Barb Jungr - live at Metropolitan Room, NY - Wolf Entertainment Guide

Singer Barb Jungr's reputation continues to grow, as evidenced by her hot new show at the Metropolitan Room (eight performances between Sept. 4-20, 2008). This time around her theme is "I Got Life: A Hymn to Nina Simone." Most, but not all of the numbers, are songs that were sung by Simone, but Jungr is not one for impersonations. She makes each number decidedly her own.

There is also a charm factor at work. Jungr wraps her songs with anecdotes that define them, and this enables her to establish a remarkable rapport with her audience. When she successfully delivers a number it solidifies the connection. Her anecdotes get an abundance of knowing laughter, and, for example, she'll take time to build carefully to a punch line such as twitting Barry Manilow.

Jungr jokes about her choice of melancholy works, but some of these achieve her most delicate expression. Her rendition of Chip Taylor's "Angel of the Morning" is mesmerizing. She shows her range with Van McCoy's "Break Down and Let It All Hang Out," starting with a plaintive cry and exploding into a show of strength.

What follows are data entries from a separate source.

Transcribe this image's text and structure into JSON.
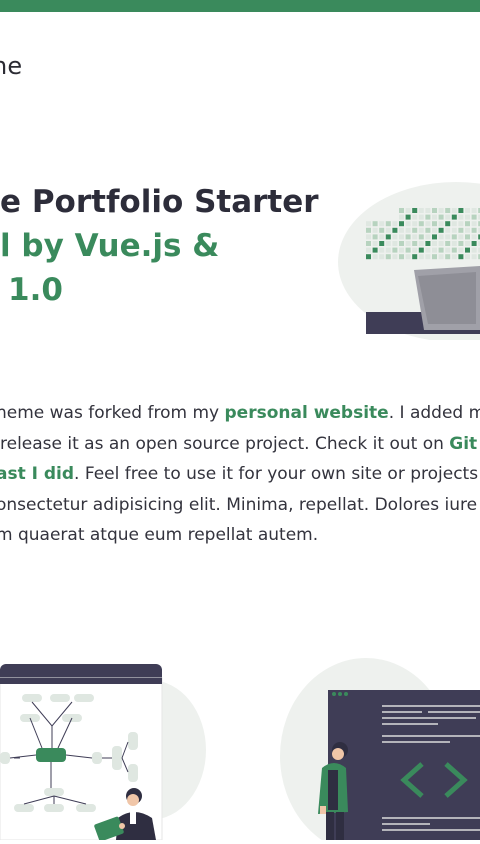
{
  "header": {
    "logo_text": "ne"
  },
  "hero": {
    "line1": "e Portfolio Starter",
    "line2": "l by Vue.js &",
    "line3": "1.0"
  },
  "description": {
    "l1_pre": "heme was forked from my ",
    "l1_link": "personal website",
    "l1_post": ". I added m",
    "l2_pre": "release it as an open source project. Check it out on ",
    "l2_link": "Git",
    "l3_link": "ast I did",
    "l3_post": ". Feel free to use it for your own site or projects",
    "l4": "onsectetur adipisicing elit. Minima, repellat. Dolores iure",
    "l5": "m quaerat atque eum repellat autem."
  },
  "colors": {
    "accent": "#3a8a5c",
    "text_dark": "#2d2d3a",
    "blob": "#eef1ee",
    "panel_dark": "#3f3d56"
  },
  "icons": {
    "hero": "laptop-with-code-grid-illustration",
    "left": "flowchart-board-with-person-illustration",
    "right": "code-editor-with-person-illustration"
  }
}
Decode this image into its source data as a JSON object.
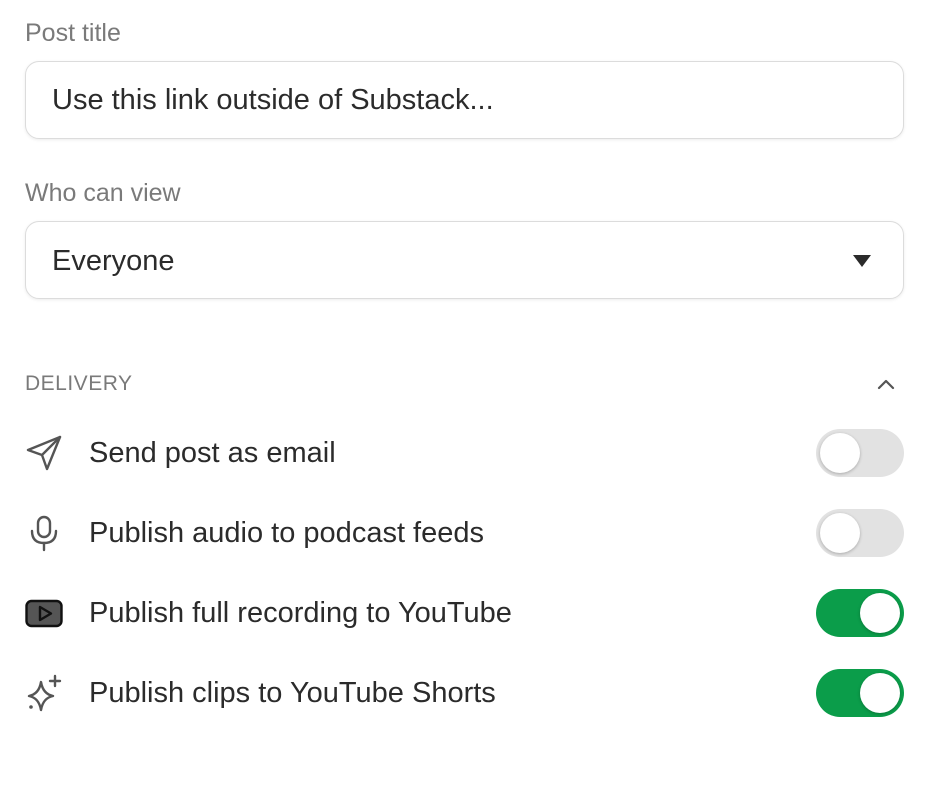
{
  "post_title": {
    "label": "Post title",
    "value": "Use this link outside of Substack..."
  },
  "who_can_view": {
    "label": "Who can view",
    "selected": "Everyone"
  },
  "delivery": {
    "title": "DELIVERY",
    "collapse_icon": "chevron-up-icon",
    "items": [
      {
        "icon": "send-icon",
        "label": "Send post as email",
        "enabled": false
      },
      {
        "icon": "microphone-icon",
        "label": "Publish audio to podcast feeds",
        "enabled": false
      },
      {
        "icon": "youtube-icon",
        "label": "Publish full recording to YouTube",
        "enabled": true
      },
      {
        "icon": "sparkle-icon",
        "label": "Publish clips to YouTube Shorts",
        "enabled": true
      }
    ]
  },
  "colors": {
    "toggle_on": "#0b9d4a",
    "toggle_off": "#e2e2e2",
    "label_gray": "#7a7a7a",
    "text": "#2b2b2b"
  }
}
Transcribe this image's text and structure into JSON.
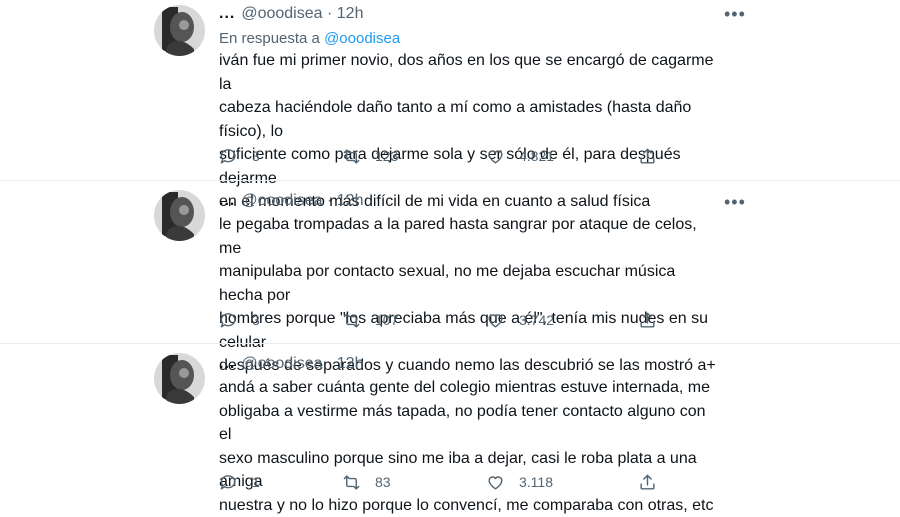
{
  "tweets": [
    {
      "handle_prefix": "...",
      "handle": "@ooodisea",
      "separator": "·",
      "time": "12h",
      "more_label": "•••",
      "reply_prefix": "En respuesta a",
      "reply_handle": "@ooodisea",
      "lines": [
        "iván fue mi primer novio, dos años en los que se encargó de cagarme la",
        "cabeza haciéndole daño tanto a mí como a amistades (hasta daño físico), lo",
        "suficiente como para dejarme sola y ser sólo de él, para después dejarme",
        "en el momento más difícil de mi vida en cuanto a salud física"
      ],
      "replies": "3",
      "retweets": "123",
      "likes": "4.821"
    },
    {
      "handle_prefix": "...",
      "handle": "@ooodisea",
      "separator": "·",
      "time": "12h",
      "more_label": "•••",
      "lines": [
        "le pegaba trompadas a la pared hasta sangrar por ataque de celos, me",
        "manipulaba por contacto sexual, no me dejaba escuchar música hecha por",
        "hombres porque \"los apreciaba más que a él\", tenía mis nudes en su celular",
        "después de separados y cuando nemo las descubrió se las mostró a+"
      ],
      "replies": "3",
      "retweets": "107",
      "likes": "3.742"
    },
    {
      "handle_prefix": "...",
      "handle": "@ooodisea",
      "separator": "·",
      "time": "12h",
      "lines": [
        "andá a saber cuánta gente del colegio mientras estuve internada, me",
        "obligaba a vestirme más tapada, no podía tener contacto alguno con el",
        "sexo masculino porque sino me iba a dejar, casi le roba plata a una amiga",
        "nuestra y no lo hizo porque lo convencí, me comparaba con otras, etc"
      ],
      "replies": "1",
      "retweets": "83",
      "likes": "3.118"
    }
  ],
  "icons": {
    "reply": "reply-icon",
    "retweet": "retweet-icon",
    "like": "heart-icon",
    "share": "share-icon",
    "more": "more-icon"
  },
  "colors": {
    "text": "#0f1419",
    "secondary": "#536471",
    "mention": "#1d9bf0",
    "divider": "#e6ecf0"
  }
}
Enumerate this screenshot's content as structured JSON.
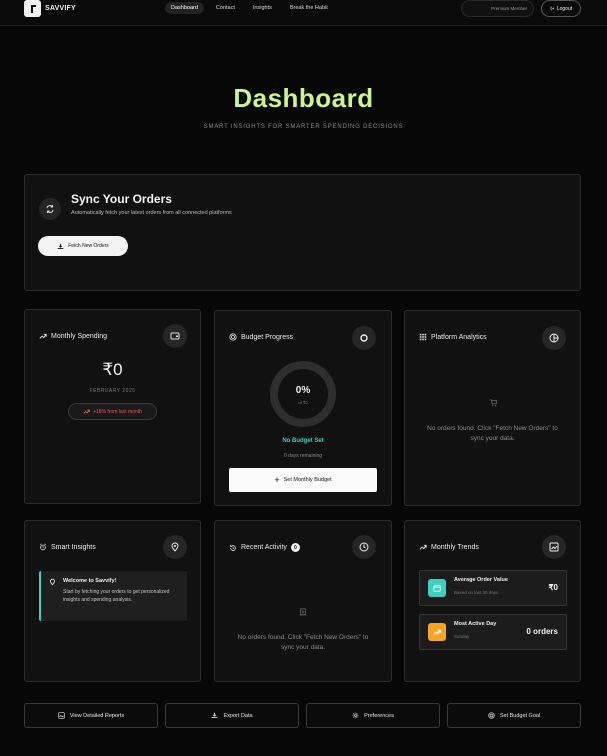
{
  "brand": {
    "name": "SAVVIFY"
  },
  "nav": {
    "links": [
      {
        "label": "Dashboard",
        "active": true
      },
      {
        "label": "Contact"
      },
      {
        "label": "Insights"
      },
      {
        "label": "Break the Habit"
      }
    ],
    "premium_label": "Premium Member",
    "logout_label": "Logout"
  },
  "hero": {
    "title": "Dashboard",
    "subtitle": "SMART INSIGHTS FOR SMARTER SPENDING DECISIONS"
  },
  "sync": {
    "title": "Sync Your Orders",
    "description": "Automatically fetch your latest orders from all connected platforms",
    "button_label": "Fetch New Orders"
  },
  "monthly_spending": {
    "title": "Monthly Spending",
    "amount": "₹0",
    "month": "FEBRUARY 2025",
    "change": "+18% from last month"
  },
  "budget_progress": {
    "title": "Budget Progress",
    "percent_label": "0%",
    "percent": 0,
    "of_label": "of ₹0",
    "status": "No Budget Set",
    "days_remaining": "0 days remaining",
    "button_label": "Set Monthly Budget"
  },
  "platform_analytics": {
    "title": "Platform Analytics",
    "empty_text": "No orders found. Click \"Fetch New Orders\" to sync your data."
  },
  "smart_insights": {
    "title": "Smart Insights",
    "welcome_title": "Welcome to Savvify!",
    "welcome_text": "Start by fetching your orders to get personalized insights and spending analysis."
  },
  "recent_activity": {
    "title": "Recent Activity",
    "count": "0",
    "empty_text": "No orders found. Click \"Fetch New Orders\" to sync your data."
  },
  "monthly_trends": {
    "title": "Monthly Trends",
    "items": [
      {
        "label": "Average Order Value",
        "sub": "Based on last 30 days",
        "value": "₹0",
        "color": "#3fcfc0"
      },
      {
        "label": "Most Active Day",
        "sub": "Sunday",
        "value": "0 orders",
        "color": "#f5a623"
      }
    ]
  },
  "footer_actions": [
    {
      "label": "View Detailed Reports",
      "icon": "image-icon"
    },
    {
      "label": "Export Data",
      "icon": "download-icon"
    },
    {
      "label": "Preferences",
      "icon": "gear-icon"
    },
    {
      "label": "Set Budget Goal",
      "icon": "target-icon"
    }
  ],
  "colors": {
    "accent": "#cdf58f",
    "teal": "#3fcfc0",
    "negative": "#ee5959",
    "orange": "#f5a623"
  }
}
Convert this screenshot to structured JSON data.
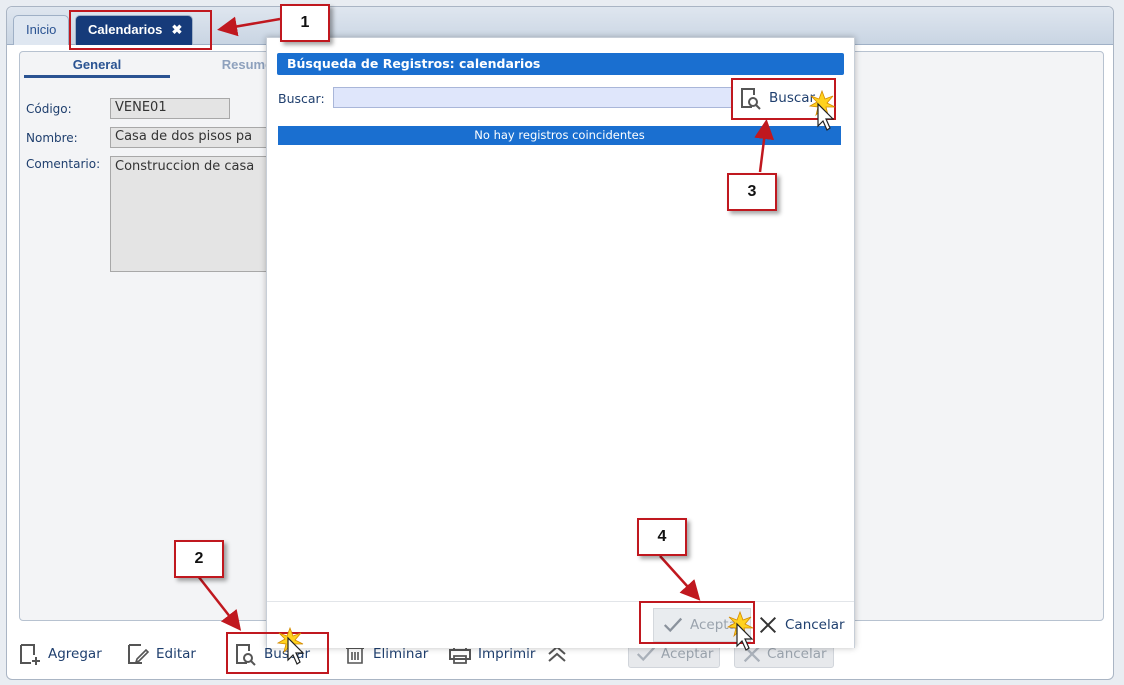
{
  "tabs": {
    "inicio": "Inicio",
    "calendarios": "Calendarios",
    "close_glyph": "✖"
  },
  "form": {
    "subtabs": [
      "General",
      "Resumen"
    ],
    "codigo_label": "Código:",
    "codigo_value": "VENE01",
    "nombre_label": "Nombre:",
    "nombre_value": "Casa de dos pisos pa",
    "comentario_label": "Comentario:",
    "comentario_value": "Construccion de casa"
  },
  "toolbar": {
    "agregar": "Agregar",
    "editar": "Editar",
    "buscar": "Buscar",
    "eliminar": "Eliminar",
    "imprimir": "Imprimir",
    "aceptar": "Aceptar",
    "cancelar": "Cancelar"
  },
  "modal": {
    "title": "Búsqueda de Registros: calendarios",
    "search_label": "Buscar:",
    "search_value": "",
    "buscar_button": "Buscar",
    "no_results": "No hay registros coincidentes",
    "aceptar": "Aceptar",
    "cancelar": "Cancelar"
  },
  "callouts": [
    "1",
    "2",
    "3",
    "4"
  ],
  "colors": {
    "annotation_red": "#c0181f",
    "header_blue": "#1a6fd0",
    "active_tab": "#163b7a"
  }
}
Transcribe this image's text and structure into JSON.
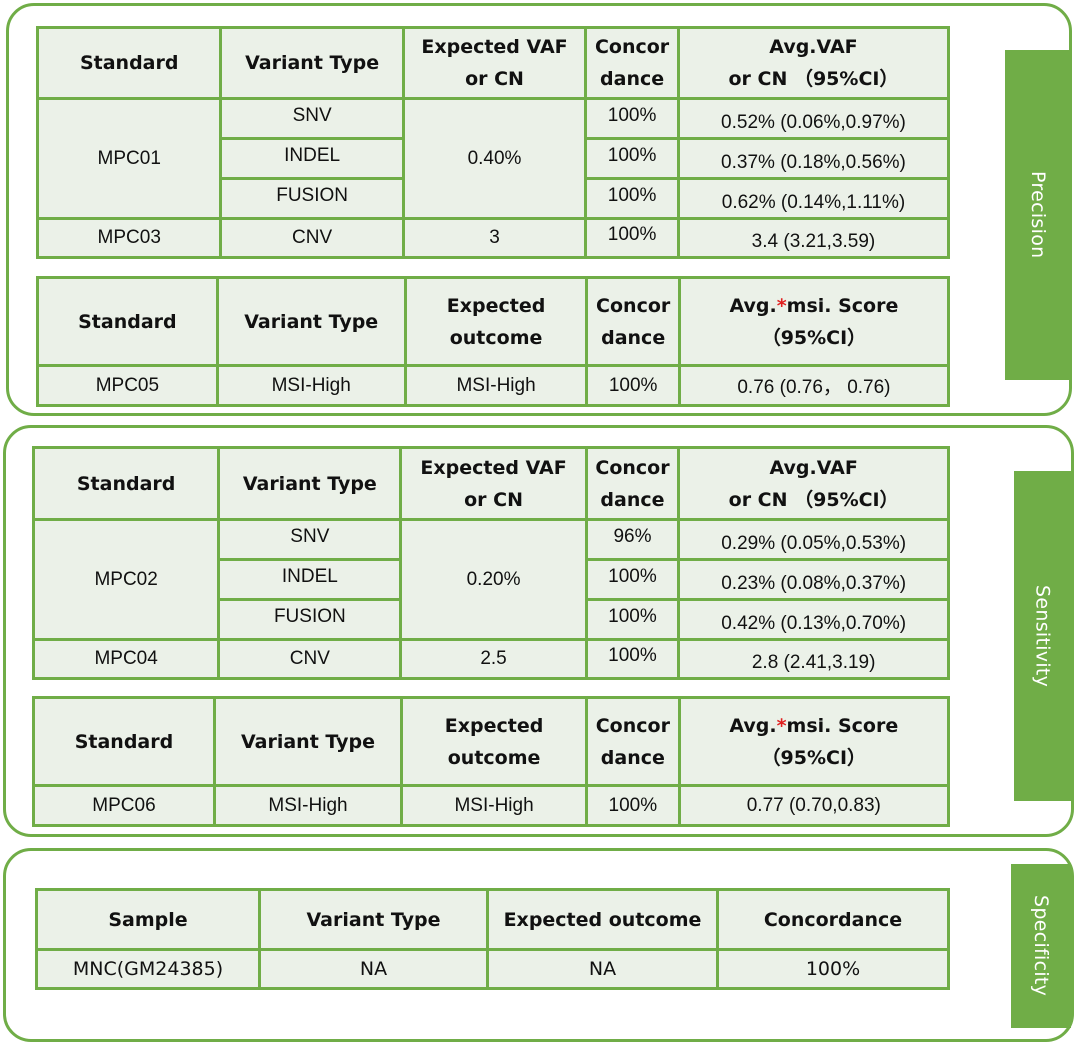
{
  "precision": {
    "label": "Precision",
    "vaf_table": {
      "headers": {
        "standard": "Standard",
        "variant_type": "Variant Type",
        "expected_l1": "Expected VAF",
        "expected_l2": "or CN",
        "concordance_l1": "Concor",
        "concordance_l2": "dance",
        "avg_l1": "Avg.VAF",
        "avg_l2": "or CN （95%CI）"
      },
      "groups": [
        {
          "standard": "MPC01",
          "expected": "0.40%",
          "rows": [
            {
              "variant_type": "SNV",
              "concordance": "100%",
              "avg": "0.52% (0.06%,0.97%)"
            },
            {
              "variant_type": "INDEL",
              "concordance": "100%",
              "avg": "0.37% (0.18%,0.56%)"
            },
            {
              "variant_type": "FUSION",
              "concordance": "100%",
              "avg": "0.62% (0.14%,1.11%)"
            }
          ]
        },
        {
          "standard": "MPC03",
          "expected": "3",
          "rows": [
            {
              "variant_type": "CNV",
              "concordance": "100%",
              "avg": "3.4 (3.21,3.59)"
            }
          ]
        }
      ]
    },
    "msi_table": {
      "headers": {
        "standard": "Standard",
        "variant_type": "Variant Type",
        "expected_l1": "Expected",
        "expected_l2": "outcome",
        "concordance_l1": "Concor",
        "concordance_l2": "dance",
        "avg_prefix": "Avg.",
        "avg_star": "*",
        "avg_suffix": "msi. Score",
        "avg_l2": "（95%CI）"
      },
      "rows": [
        {
          "standard": "MPC05",
          "variant_type": "MSI-High",
          "expected": "MSI-High",
          "concordance": "100%",
          "avg": "0.76 (0.76， 0.76)"
        }
      ]
    }
  },
  "sensitivity": {
    "label": "Sensitivity",
    "vaf_table": {
      "headers": {
        "standard": "Standard",
        "variant_type": "Variant Type",
        "expected_l1": "Expected VAF",
        "expected_l2": "or CN",
        "concordance_l1": "Concor",
        "concordance_l2": "dance",
        "avg_l1": "Avg.VAF",
        "avg_l2": "or CN （95%CI）"
      },
      "groups": [
        {
          "standard": "MPC02",
          "expected": "0.20%",
          "rows": [
            {
              "variant_type": "SNV",
              "concordance": "96%",
              "avg": "0.29% (0.05%,0.53%)"
            },
            {
              "variant_type": "INDEL",
              "concordance": "100%",
              "avg": "0.23% (0.08%,0.37%)"
            },
            {
              "variant_type": "FUSION",
              "concordance": "100%",
              "avg": "0.42% (0.13%,0.70%)"
            }
          ]
        },
        {
          "standard": "MPC04",
          "expected": "2.5",
          "rows": [
            {
              "variant_type": "CNV",
              "concordance": "100%",
              "avg": "2.8 (2.41,3.19)"
            }
          ]
        }
      ]
    },
    "msi_table": {
      "headers": {
        "standard": "Standard",
        "variant_type": "Variant Type",
        "expected_l1": "Expected",
        "expected_l2": "outcome",
        "concordance_l1": "Concor",
        "concordance_l2": "dance",
        "avg_prefix": "Avg.",
        "avg_star": "*",
        "avg_suffix": "msi. Score",
        "avg_l2": "（95%CI）"
      },
      "rows": [
        {
          "standard": "MPC06",
          "variant_type": "MSI-High",
          "expected": "MSI-High",
          "concordance": "100%",
          "avg": "0.77 (0.70,0.83)"
        }
      ]
    }
  },
  "specificity": {
    "label": "Specificity",
    "table": {
      "headers": {
        "sample": "Sample",
        "variant_type": "Variant Type",
        "expected": "Expected outcome",
        "concordance": "Concordance"
      },
      "rows": [
        {
          "sample": "MNC(GM24385)",
          "variant_type": "NA",
          "expected": "NA",
          "concordance": "100%"
        }
      ]
    }
  },
  "colors": {
    "accent_green": "#70ad47",
    "cell_fill": "#ebf1e8",
    "asterisk_red": "#e02020"
  }
}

I liked her moody offering of James H. Shelton's "Lilac Wine," followed by the softly sexy rendition of Bob Dylan's "I'll be Your Baby Tonight," for which her superb pianist Charles Giordano switched to an accordion accompaniment. He used the accordion again when Jungr effectively interpreted "Chansons des Vieux Amants" by Jacques Brel and Gérard Jouannest.

One particular delight was her imagining the setting for Dylan's "The Man in the Long Black Coat" as a situation in which a young village girl would toss all caution to the winds and take off with such a guy when he appeared. When she sang, there was an extra edge as a result of the introduction.

An example of how Jungr can make songs her own was further illustrated by how she handled numbers form "Hair." She took "Ain't Got No" and "I Got Life" and sung them in a bravura manner different from any way I'd heard them performed before.

When she got to "Feeling Good" (by Leslie Bricusse and Anthony Newley) in her repertoire, she worked up to a stunning crescendo, continuing to sing and gesture as she dramatically walked away from the stage through the applauding audience. Here again, she had given the song a special meaning with an introduction talking about concern for the environment.

Not enough can be said about how gently melodic her voice can be, in contrast to the robust quality she can achieve when she wishes to open up full force. Jungr has been a knockout before, but she is particularly accomplished in her current stint.

16 September 2008